_Your task_:
Each record should be set down again so that it matches the original exactly.
◆ ◆ ◆ ◆ ◆ ◆ ◆
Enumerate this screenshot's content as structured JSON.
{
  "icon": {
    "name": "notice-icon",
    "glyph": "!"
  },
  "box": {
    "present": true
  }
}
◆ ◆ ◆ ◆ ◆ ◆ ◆
_Reply_:
Enumerate this screenshot's content as structured JSON.
{
  "icon": {
    "name": "notice-icon",
    "glyph": "!"
  },
  "box": {
    "present": true
  }
}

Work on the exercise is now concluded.